What you should do: Among the lines of the records, find all that carry the word "wait" and copy them.

**** Information ****

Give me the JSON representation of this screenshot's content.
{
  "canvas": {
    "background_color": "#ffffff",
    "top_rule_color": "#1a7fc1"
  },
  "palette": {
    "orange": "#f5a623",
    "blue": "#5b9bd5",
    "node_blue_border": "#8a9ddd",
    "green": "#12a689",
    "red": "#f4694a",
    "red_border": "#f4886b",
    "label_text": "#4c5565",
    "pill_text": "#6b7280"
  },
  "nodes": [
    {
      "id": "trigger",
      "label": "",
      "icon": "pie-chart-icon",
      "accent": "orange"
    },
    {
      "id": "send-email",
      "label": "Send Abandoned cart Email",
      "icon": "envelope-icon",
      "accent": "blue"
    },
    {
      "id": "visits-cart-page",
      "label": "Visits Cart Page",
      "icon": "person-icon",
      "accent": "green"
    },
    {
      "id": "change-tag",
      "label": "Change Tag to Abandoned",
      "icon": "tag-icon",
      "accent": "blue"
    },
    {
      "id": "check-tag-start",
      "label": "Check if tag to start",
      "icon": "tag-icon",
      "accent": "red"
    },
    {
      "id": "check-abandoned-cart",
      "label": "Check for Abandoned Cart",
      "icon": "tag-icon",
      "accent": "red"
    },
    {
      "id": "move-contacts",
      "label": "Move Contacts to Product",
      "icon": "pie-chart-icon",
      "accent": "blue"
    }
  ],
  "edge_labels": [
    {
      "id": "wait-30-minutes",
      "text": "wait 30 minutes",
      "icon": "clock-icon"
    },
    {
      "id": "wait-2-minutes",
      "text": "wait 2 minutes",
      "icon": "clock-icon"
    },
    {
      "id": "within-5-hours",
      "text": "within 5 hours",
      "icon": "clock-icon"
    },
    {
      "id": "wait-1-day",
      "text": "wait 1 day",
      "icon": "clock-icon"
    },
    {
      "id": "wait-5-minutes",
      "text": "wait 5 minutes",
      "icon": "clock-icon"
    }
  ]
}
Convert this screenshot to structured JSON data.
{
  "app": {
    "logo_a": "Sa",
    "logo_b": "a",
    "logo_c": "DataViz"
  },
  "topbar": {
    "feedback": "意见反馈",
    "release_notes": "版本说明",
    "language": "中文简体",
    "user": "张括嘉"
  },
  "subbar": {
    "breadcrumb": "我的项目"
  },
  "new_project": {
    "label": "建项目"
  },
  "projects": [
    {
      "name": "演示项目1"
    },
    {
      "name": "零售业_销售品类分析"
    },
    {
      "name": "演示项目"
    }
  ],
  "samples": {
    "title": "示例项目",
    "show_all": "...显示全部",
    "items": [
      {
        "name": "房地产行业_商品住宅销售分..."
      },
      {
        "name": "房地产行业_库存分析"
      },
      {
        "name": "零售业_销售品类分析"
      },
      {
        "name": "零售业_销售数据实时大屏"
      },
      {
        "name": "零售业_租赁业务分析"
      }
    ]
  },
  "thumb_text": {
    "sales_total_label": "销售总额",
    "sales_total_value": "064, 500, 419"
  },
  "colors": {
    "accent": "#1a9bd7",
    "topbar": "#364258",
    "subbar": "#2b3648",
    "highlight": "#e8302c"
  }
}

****
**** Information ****

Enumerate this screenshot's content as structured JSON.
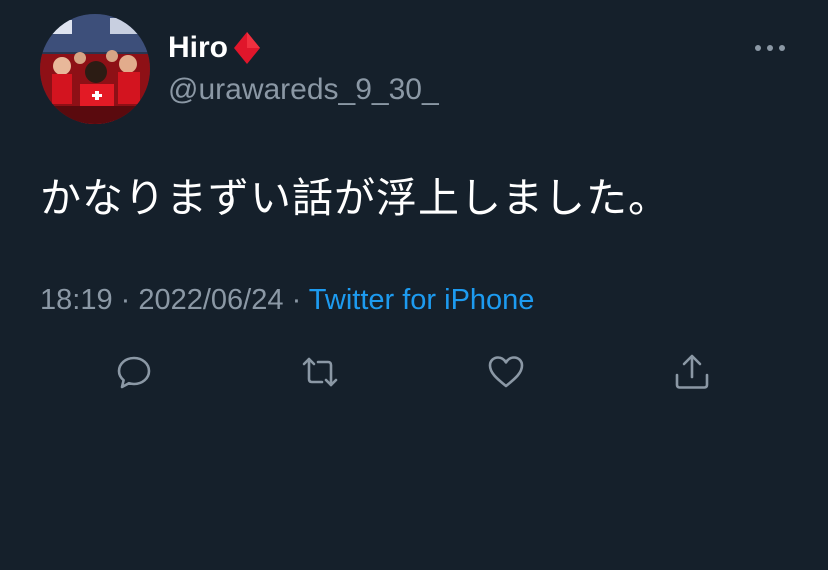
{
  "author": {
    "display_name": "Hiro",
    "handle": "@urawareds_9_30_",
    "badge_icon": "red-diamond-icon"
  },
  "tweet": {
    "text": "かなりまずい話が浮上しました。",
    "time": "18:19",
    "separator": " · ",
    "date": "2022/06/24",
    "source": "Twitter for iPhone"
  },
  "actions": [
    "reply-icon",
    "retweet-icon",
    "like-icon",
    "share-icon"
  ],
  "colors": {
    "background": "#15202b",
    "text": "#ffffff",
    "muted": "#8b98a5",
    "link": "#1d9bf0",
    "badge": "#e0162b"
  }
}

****

Response:
      "id": "wait-30-minutes",
      "text": "wait 30 minutes",
      "id": "wait-2-minutes",
      "text": "wait 2 minutes",
      "id": "wait-1-day",
      "text": "wait 1 day",
      "id": "wait-5-minutes",
      "text": "wait 5 minutes",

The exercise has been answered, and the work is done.